On 6 October during Ireland's UPR examination, the Minister said that the Irish government is committed to social inclusion, to protecting vulnerable groups and to ensuring that people can access processes to assert their rights. On 10 October as part of the Outcome Hearing before the UN Human Rights Council, the Irish government delegation accepted 62 recommendations from countries around the world on strengthening our human rights provision, indicating it would sign further human rights treaties and ratify those it had already signed.The delegation undertook to review a further 49 proposals but rejected 15.
Minister Shatter stressed that the government's "commitment to human rights is based on the bedrock principle that governments, no matter where they are in the world, must always act with the honest intention of respecting the rights of the individual and human dignity. Most fundamentally, they must never show contempt for an individual's humanity and dignity."
But Ireland's UN Ambassador Gerry Corr indicated the State's rejection of some recommendations that would have underwritten this strong pledge to uphold human rights, including one to allow asylum seekers to work while awaiting a decision on their status.
The Minister affirmed last week that "Ireland is committed to having in place measures to promote respect for human rights and proper procedures so any violation of those rights can be speedily rectified". On access to justice, FLAC was glad to note the Minister declaring that "the Government attaches great importance to having accessible, affordable arrangements in place in order that those whose rights have been infringed can vindicate their rights, especially the most vulnerable in society."
In light of this commitment, FLAC welcomes the government's acceptance of recommendations relating to the proposed Human Rights and Equality Commission to ensure that it will be "an effective agent for enhancing the country's commitment to human rights" as well as ensuring it has "adequate and sufficient resources".
FLAC notes with interest that the government has undertaken to examine a number of recommendations before March 2012 including the development of a national action plan on human rights.
- The Universal Periodic Review "Outcome Report" summarises comments made by other UN member states about Ireland's rights record and lists pledges made by the Irish Government to improve its human rights performance on foot of the review.
- Ireland received 126 recommendations from other UN member States. It accepted 62 immediately and will look at a further 49 before the next UN Human Rights Council session in March 2012. It rejected 15 outright.

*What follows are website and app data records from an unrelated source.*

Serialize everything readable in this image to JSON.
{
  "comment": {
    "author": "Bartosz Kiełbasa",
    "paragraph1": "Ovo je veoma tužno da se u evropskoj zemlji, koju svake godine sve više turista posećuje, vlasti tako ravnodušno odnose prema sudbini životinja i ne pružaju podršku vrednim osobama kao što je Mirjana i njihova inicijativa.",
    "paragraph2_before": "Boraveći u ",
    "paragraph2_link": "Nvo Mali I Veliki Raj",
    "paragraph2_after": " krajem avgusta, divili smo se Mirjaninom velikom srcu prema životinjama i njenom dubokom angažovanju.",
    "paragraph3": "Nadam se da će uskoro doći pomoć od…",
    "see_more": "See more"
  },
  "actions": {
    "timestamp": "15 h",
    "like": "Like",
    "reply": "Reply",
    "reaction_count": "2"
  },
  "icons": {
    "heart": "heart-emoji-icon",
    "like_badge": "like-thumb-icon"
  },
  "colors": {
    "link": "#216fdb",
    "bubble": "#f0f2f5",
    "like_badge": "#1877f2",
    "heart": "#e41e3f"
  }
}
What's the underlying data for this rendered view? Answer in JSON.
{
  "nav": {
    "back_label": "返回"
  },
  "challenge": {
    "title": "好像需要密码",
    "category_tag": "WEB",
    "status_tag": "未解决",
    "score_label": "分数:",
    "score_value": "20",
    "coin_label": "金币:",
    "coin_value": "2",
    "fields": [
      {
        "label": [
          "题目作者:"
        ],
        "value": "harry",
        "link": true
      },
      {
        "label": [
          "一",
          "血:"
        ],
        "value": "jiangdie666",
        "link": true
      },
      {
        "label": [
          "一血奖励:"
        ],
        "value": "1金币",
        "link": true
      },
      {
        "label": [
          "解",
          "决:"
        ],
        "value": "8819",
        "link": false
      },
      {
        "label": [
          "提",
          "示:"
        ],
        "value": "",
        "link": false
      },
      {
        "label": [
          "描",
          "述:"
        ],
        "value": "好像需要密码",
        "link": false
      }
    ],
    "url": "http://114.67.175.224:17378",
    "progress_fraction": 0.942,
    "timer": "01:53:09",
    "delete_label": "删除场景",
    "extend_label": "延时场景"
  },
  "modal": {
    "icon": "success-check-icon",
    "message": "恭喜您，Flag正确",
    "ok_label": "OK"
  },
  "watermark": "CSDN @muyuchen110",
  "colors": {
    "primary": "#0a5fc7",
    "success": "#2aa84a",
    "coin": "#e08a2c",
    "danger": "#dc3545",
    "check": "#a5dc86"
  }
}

- You can read the full text of Minister Shatter's speech to the Universal Periodic Review on 6 October.
- You can read more on the process as well as see some useful links in our previous news item.